Sexuality is itself racialized, and so we can place the white male geek on a racial and gendered continuum that situates him between, on the one hand, male jocks and black males, who are stereotypically considered more embodied, sexual, and animalistic, and, on the other, Asian male geeks, who are stereotypically considered even more rational and less sexual than white male geeks. Note that these raced positionings along the masculinity / femininity continuum largely result from the projection of white male fantasies, not necessarily anything in “real life”—they are white middle-class cultural stereotypes. Also note that we must specify males here because the raced and sexualized stereotyping process operates differently for non-white females than it does for their male counterparts. For example, stereotypically Asian females are hyper-sexualized while Asian males are hypo-sexualized.
(see also Nugent 73)
The young white male’s desire to inhabit racialized identities, especially blackness, is displayed in a wide array of geek media: to take just one example, in Swingers (1996), an ur-text of 1990s geekdom depicting geeky white guys trying to play hip in order to attract women, the hippest guy whom everyone else looks up to is Charles, the black guy.

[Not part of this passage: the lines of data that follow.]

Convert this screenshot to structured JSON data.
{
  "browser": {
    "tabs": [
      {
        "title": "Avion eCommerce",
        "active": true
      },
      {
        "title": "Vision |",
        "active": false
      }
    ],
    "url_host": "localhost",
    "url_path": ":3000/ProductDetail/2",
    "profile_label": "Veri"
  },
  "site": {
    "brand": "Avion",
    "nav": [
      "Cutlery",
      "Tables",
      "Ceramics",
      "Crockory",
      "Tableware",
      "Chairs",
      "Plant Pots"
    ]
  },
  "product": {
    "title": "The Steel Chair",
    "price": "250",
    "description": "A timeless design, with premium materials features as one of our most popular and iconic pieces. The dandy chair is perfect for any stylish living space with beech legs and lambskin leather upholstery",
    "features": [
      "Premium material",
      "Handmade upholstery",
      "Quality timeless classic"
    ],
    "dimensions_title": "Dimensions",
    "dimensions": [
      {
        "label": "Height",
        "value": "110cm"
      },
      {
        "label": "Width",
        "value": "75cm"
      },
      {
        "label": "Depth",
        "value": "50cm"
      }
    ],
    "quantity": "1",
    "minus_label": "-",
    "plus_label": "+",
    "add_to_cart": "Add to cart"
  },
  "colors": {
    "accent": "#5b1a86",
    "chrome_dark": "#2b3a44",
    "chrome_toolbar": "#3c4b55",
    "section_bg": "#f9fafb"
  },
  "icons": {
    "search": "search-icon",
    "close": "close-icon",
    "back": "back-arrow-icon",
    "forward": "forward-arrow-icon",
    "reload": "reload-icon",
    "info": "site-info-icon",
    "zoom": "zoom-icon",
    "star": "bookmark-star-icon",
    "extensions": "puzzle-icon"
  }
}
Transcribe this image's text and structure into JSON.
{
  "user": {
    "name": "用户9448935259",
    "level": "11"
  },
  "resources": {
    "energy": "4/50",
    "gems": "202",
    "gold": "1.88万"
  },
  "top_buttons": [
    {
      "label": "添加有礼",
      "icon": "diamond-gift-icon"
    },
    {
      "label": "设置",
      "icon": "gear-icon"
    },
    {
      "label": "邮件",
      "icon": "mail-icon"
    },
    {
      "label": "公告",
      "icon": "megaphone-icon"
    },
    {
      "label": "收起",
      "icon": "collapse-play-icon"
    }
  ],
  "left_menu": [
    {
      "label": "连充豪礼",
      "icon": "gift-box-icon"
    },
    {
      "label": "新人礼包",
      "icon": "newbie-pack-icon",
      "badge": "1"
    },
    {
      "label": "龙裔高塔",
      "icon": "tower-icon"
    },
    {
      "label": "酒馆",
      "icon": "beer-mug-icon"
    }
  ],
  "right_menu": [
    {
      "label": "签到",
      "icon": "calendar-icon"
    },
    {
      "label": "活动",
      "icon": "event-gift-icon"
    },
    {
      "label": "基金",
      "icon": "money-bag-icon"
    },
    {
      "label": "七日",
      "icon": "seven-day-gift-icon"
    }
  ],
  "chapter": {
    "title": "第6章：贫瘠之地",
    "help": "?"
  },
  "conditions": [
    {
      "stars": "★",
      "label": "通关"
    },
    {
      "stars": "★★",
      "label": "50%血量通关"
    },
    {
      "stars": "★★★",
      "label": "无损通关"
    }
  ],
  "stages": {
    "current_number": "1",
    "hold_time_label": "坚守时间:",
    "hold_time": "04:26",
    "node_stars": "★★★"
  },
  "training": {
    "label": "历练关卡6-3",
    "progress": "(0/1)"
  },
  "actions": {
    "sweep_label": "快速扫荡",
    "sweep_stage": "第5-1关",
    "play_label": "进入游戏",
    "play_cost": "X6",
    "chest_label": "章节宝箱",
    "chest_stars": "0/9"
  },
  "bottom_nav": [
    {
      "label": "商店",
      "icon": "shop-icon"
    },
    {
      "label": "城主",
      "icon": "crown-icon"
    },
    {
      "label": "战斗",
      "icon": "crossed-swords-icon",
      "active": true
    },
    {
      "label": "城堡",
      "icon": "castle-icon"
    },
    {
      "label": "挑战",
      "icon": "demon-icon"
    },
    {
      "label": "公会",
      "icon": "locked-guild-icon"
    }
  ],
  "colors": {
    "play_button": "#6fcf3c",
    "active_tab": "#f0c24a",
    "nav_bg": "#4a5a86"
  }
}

The function of this imagined black masculinity for the feminized geek is rendered in direct, highly sexually charged terms in Kevin Smith’s Dogma (1999). Having just been “outed” as a homosexual fantasizer by a black man (Chris Rock), geeky stoner Jay (Jason Mewes) flees to a heterosexual strip club, where he enters into a bidding war with a black gang leader, Kane (Dwight Ewell) for the attentions of a stripper. At the conclusion of this episode, Kane asks Jay and his "heterosexual life mate," Silent Bob (Smith), to join his gang. Jay and Silent Bob's anxiety over their own sexual impotency and possible queerness is here channeled into projected black gang solidarity: they join the gang to reinforce their masculinity and heterosexuality in the face of their own geeky arrested development.